Scottish soccer player apologises for comments about Limerick

Donal O'Regan

Reporter:

Donal O'Regan

Scottish soccer player apologises for comments about Limerick

The convent in Bruff which is now home to Limerick FC

A FORMER Dundee United soccer player, who lived in Bruff during a brief spell with Limerick FC, has apologised for comments made in a Scottish newspaper.

Jordan Moore is quoted as saying in The Herald Scotland: "Limerick is known as Stab City. I stayed in a village called Bruff, about 30km from the city, and on every second lamppost there is a horse tied up. There must be 20 horses in every street you walk down. But if you tried to cut the horses loose they would kill you – supposedly.

“One day the police came and moved all the horses away. The next day it turned out the guys who owned the horses had smashed up every shop and put all their cows in the actual shops and the schools as well. This is true. It was crazy,” Mr Moore apparently said at a recent press conference.

“The farmers who had cows in their fields also put them in the shops, the Spars and supermarkets, for revenge. The police gave them all the horses back and told them to watch what they were doing.”

The 22-year-old, who spent three months with Limerick FC and who successfully fought skin cancer over the last two years, also spoke about IRA threats, being haunted by a nun and the "sound of scraping on the walls inside the room" in the article.

He also said: “One day the police came and moved all the horses away. The next day it turned out the guys who owned the horses had smashed up every shop and put all their cows in the actual shops and the schools as well. This is true. It was crazy.

“The farmers who had cows in their fields also put them in the shops, the Spars and supermarkets, for revenge. The police gave them all the horses back and told them to watch what they were doing.”

Mr Moore has since apologised on Twitter: "My comments in today's newspapers have been taken out of context and I apologise profusely for any distress caused."

In an email to Limerick FC, he said: "I am writing to apologise unreservedly for any distress I may have been caused by the coverage in today’s newspapers. It was completely unintentional.

"My comments have been taken out of context and sensationalised, particularly about the town of Bruff. The people in the town were extremely nice to me during my time there and I am sorry for any offence and distress I have caused.

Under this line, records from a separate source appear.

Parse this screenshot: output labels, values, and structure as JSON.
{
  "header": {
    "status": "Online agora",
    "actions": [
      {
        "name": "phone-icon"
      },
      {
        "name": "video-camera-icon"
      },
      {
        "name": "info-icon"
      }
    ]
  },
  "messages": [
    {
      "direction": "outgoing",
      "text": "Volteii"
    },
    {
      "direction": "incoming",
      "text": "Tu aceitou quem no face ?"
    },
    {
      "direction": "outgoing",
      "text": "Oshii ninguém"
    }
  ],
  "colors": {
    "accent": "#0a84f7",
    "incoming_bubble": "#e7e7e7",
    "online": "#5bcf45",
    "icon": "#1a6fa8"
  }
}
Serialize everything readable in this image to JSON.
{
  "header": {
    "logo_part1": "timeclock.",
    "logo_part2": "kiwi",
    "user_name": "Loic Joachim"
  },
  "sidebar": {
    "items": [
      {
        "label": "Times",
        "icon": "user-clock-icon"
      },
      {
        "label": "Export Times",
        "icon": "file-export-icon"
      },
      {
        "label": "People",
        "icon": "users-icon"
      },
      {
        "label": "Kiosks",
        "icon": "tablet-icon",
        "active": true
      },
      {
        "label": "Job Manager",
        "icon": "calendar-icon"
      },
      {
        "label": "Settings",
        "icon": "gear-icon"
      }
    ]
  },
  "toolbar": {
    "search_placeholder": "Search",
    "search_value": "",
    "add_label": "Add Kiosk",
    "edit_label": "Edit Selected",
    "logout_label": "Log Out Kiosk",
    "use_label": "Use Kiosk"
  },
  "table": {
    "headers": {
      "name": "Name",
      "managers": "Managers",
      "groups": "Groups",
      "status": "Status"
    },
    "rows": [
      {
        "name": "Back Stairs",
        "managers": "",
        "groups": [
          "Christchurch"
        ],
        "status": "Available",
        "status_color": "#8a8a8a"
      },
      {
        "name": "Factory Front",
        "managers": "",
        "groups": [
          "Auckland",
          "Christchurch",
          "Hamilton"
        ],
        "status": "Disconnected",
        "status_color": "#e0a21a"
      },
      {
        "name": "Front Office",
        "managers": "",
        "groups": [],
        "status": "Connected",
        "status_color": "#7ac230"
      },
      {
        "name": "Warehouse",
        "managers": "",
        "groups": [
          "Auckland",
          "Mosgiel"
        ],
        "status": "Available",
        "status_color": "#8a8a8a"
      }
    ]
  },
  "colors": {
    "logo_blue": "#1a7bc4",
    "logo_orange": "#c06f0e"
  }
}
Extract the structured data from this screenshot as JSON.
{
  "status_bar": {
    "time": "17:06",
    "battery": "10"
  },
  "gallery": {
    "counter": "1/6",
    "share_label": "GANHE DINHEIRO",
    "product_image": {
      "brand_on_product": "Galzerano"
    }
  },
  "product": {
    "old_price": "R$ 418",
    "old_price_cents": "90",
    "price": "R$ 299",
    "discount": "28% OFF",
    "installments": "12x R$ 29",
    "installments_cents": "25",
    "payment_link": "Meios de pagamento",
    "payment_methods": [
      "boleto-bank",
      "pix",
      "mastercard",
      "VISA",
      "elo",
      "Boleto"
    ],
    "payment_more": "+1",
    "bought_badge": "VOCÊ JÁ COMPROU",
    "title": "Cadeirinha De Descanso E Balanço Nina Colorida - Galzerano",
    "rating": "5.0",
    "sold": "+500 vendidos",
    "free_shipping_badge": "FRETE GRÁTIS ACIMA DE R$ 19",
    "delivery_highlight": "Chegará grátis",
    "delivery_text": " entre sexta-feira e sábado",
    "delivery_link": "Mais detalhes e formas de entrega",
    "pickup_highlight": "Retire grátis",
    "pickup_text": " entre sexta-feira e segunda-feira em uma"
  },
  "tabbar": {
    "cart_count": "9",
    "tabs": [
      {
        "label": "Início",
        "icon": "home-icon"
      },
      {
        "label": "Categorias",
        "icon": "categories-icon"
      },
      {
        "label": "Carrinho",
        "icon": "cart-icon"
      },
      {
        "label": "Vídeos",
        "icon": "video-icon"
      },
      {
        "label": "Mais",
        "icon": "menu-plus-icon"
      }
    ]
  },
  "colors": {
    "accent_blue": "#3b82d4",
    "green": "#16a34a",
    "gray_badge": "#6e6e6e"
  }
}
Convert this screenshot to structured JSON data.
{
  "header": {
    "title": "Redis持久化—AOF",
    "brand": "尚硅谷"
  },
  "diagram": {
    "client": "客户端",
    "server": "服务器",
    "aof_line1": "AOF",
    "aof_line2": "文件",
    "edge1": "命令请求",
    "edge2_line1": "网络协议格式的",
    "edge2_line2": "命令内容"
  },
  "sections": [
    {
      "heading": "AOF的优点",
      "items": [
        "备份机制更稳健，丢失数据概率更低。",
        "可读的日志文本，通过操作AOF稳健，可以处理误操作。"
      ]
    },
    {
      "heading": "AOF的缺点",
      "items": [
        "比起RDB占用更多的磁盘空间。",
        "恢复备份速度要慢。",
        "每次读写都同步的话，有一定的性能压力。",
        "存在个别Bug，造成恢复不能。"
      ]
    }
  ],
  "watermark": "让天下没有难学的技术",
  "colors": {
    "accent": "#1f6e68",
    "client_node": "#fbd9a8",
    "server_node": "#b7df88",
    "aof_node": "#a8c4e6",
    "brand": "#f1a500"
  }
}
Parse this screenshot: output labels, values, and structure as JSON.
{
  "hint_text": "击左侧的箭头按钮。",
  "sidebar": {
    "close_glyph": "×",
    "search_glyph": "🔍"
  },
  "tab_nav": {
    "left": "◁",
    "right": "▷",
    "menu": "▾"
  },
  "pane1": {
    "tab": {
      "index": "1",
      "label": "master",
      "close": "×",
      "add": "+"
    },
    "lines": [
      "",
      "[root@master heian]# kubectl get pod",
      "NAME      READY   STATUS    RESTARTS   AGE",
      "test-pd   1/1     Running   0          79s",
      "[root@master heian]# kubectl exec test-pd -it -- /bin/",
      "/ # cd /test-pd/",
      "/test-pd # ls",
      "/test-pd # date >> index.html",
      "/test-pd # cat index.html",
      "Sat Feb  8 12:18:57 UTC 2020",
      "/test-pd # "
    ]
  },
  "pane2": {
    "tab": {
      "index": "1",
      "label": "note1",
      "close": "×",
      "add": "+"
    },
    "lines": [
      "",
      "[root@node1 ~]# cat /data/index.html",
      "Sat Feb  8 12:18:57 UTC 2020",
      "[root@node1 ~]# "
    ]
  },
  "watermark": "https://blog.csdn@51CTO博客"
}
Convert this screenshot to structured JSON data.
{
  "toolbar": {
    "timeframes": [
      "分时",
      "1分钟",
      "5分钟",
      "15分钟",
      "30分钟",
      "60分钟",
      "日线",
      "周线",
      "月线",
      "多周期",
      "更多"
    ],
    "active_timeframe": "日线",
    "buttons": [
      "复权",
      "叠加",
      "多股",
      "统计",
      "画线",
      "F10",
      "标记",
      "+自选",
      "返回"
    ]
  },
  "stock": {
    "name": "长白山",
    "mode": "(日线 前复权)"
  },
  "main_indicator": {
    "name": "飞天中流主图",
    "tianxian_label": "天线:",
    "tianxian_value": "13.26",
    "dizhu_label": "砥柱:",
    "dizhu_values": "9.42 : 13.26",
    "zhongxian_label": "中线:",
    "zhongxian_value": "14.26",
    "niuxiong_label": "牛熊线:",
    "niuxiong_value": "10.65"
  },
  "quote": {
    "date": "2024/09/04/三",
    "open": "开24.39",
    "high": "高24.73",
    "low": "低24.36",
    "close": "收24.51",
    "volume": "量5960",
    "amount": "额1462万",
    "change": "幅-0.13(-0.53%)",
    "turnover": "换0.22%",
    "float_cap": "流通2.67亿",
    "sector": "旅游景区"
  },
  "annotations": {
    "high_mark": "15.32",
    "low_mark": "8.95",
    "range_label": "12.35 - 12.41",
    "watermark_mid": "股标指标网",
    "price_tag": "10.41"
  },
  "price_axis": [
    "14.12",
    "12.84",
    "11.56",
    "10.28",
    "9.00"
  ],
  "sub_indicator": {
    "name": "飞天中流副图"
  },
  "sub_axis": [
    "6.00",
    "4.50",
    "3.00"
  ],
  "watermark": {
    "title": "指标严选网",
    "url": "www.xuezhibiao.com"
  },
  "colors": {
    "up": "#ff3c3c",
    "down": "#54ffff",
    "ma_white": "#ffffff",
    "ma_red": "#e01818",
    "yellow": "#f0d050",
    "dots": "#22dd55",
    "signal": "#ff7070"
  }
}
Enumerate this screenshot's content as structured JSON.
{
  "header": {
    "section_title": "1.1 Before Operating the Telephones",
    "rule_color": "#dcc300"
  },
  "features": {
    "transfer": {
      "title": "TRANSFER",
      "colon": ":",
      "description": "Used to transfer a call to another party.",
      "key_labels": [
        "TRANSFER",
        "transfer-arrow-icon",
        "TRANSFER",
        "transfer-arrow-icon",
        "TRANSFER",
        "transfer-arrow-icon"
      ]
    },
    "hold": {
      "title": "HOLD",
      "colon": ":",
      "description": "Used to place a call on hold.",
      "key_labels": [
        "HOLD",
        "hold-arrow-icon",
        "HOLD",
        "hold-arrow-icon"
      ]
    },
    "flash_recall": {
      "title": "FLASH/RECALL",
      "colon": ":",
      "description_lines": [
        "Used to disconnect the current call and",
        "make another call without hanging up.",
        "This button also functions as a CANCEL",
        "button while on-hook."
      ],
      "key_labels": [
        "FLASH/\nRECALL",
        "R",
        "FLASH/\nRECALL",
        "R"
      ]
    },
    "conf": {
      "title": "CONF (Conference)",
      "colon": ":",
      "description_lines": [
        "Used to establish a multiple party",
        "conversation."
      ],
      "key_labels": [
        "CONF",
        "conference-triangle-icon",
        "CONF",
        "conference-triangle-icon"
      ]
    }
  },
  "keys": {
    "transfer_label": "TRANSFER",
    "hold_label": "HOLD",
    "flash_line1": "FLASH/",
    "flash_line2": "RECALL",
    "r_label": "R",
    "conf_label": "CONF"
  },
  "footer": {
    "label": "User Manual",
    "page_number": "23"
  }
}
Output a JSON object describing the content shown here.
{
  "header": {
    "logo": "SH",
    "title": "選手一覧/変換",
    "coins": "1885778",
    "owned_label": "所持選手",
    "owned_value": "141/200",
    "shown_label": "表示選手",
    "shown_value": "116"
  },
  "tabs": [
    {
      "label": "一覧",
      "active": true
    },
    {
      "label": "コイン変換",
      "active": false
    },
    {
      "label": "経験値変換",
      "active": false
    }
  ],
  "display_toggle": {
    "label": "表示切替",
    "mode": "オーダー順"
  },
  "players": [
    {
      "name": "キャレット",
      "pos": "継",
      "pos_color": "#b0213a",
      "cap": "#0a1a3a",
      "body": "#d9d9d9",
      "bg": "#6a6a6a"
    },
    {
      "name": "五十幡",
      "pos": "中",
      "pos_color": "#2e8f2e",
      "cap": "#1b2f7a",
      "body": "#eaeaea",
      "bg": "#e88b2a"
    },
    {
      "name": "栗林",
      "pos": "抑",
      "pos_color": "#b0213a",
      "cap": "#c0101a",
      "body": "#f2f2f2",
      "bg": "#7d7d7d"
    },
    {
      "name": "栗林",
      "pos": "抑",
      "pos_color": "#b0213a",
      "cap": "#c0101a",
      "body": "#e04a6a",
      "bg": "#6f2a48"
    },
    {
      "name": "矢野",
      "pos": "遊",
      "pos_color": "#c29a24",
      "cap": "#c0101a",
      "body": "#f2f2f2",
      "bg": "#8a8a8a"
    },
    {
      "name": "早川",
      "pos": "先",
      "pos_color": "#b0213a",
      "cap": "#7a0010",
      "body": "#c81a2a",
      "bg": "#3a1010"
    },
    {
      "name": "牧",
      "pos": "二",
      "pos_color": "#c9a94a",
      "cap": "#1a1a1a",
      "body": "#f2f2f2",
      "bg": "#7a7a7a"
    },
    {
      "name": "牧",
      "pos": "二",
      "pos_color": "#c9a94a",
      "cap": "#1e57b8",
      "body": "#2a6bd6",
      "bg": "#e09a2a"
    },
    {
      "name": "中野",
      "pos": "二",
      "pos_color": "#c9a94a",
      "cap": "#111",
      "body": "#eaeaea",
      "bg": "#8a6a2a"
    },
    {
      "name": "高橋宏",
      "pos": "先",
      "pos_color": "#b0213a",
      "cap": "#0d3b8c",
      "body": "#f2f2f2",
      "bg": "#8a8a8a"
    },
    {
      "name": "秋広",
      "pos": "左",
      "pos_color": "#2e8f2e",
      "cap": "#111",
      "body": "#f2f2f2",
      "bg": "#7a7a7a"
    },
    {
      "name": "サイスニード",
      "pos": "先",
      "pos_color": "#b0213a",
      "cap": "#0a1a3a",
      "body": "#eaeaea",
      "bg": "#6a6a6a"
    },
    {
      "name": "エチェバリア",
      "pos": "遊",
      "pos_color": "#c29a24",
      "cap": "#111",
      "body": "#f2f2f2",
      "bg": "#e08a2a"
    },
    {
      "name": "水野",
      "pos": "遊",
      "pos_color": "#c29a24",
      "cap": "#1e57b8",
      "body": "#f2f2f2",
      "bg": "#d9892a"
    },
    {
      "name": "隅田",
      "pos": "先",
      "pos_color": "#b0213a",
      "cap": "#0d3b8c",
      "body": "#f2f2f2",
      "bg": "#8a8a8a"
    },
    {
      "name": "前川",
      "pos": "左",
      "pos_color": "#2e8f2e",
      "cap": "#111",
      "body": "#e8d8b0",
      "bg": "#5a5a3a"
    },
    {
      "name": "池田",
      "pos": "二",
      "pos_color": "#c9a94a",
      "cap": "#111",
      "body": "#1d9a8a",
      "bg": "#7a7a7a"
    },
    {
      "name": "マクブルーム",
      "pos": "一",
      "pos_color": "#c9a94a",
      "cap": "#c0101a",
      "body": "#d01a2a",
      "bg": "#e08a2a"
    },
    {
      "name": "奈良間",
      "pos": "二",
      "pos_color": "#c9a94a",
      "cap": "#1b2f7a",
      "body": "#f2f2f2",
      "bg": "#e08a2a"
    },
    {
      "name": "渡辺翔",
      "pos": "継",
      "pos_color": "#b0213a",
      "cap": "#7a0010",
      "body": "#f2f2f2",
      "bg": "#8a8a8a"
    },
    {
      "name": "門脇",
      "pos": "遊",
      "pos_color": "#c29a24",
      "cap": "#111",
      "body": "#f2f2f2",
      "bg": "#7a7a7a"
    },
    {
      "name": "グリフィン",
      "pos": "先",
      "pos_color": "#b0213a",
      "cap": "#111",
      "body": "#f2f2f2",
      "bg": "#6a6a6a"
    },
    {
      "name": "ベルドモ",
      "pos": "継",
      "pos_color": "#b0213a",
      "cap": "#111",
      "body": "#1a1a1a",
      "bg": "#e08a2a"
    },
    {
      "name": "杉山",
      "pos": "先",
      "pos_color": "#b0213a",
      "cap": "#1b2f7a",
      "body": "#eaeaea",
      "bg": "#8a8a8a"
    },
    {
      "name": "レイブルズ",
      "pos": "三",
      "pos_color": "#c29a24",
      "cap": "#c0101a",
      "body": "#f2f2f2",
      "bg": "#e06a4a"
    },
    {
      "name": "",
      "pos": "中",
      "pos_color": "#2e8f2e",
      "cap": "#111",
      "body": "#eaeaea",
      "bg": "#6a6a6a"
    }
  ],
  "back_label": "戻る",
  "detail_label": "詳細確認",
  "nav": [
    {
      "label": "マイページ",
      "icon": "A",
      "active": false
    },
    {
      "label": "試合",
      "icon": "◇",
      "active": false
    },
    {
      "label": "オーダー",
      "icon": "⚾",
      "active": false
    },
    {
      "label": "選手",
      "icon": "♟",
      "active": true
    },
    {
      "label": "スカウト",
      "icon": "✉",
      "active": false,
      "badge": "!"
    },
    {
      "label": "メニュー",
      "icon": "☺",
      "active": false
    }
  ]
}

"I have been a bit naïve and it is a harsh lesson learned for me."

The journalist who interviewed Mr Moore, Neil Cameron, tweeted: "I stand by the interview – repeated in other newspapers – but it is absolutely right people get the right to reply."

The article has caused consternation in Bruff at the ludicrous description of the picturesque village.

Local councillor, Bill O'Donnell, said: "If it wasn't so derogatory it would be comical."

Donal Thurlow, chair of the Sean Wall committee and director of Bloomsday in Bruff which takes place this Thursday, said: It is so inaccurate as to be laughable but it will do much damage to the reputation of this fine town.

“Bruff is a wonderful town, and residents and visitors will not recognise the description of the town in the article.

“As a community we will respond in due course, but in the meantime we would be delighted to welcome the journalist, Neil Cameron to come and visit us and write an accurate article."

A spokesperson for Limerick City and County Council said: "We have had contact with representatives for Jordan and have also received the email he sent to Limerick FC Chairman Pat O’Sullivan apologising for the article.

"We accept this apology and welcome, in particular, the clarification that the people of Bruff were extremely nice to him during his time there. 

"This is what we have come to know and expect of Bruff, which is a very hospitable and welcoming town and anything but what was portrayed in the article, which Jordan now clearly states was unintentional.”

Limerick FC issued a statement late on Tuesday to say it was "aware of comments attributed to former player Jordan Moore in a newspaper article today in relation to his time at the club and the town of Bruff".

"Limerick FC are hurt, angered and dumbfounded by these comments which we totally and utterly refute. We are aware that the community of Bruff has been left understandably distressed by the said article," it says in the statement.

"A representative for Jordan Moore contacted the club earlier this year and informed us of Jordan’s background and his recovery from cancer. As a community-driven club, we offered Jordan a short-term deal to assist in his rehabilitation and provided him with accommodation and remuneration.

"Jordan spent a week at the club after which he decided to take up our offer. Initially it was agreed that Jordan would stay for four weeks but at his request this was extended. Jordan recently returned to Scotland and had thanked the club for their help during his stay here.

"The club, our staff and players have been welcomed with open arms by the community of Bruff and have been treated tremendously.

"The club this afternoon received an apology from Jordan Moore in which he states the comments are “taken out of context and sensationalised”. We find it very difficult to accept the apology at this time.

"The club will be making no further comment as we seek further advice."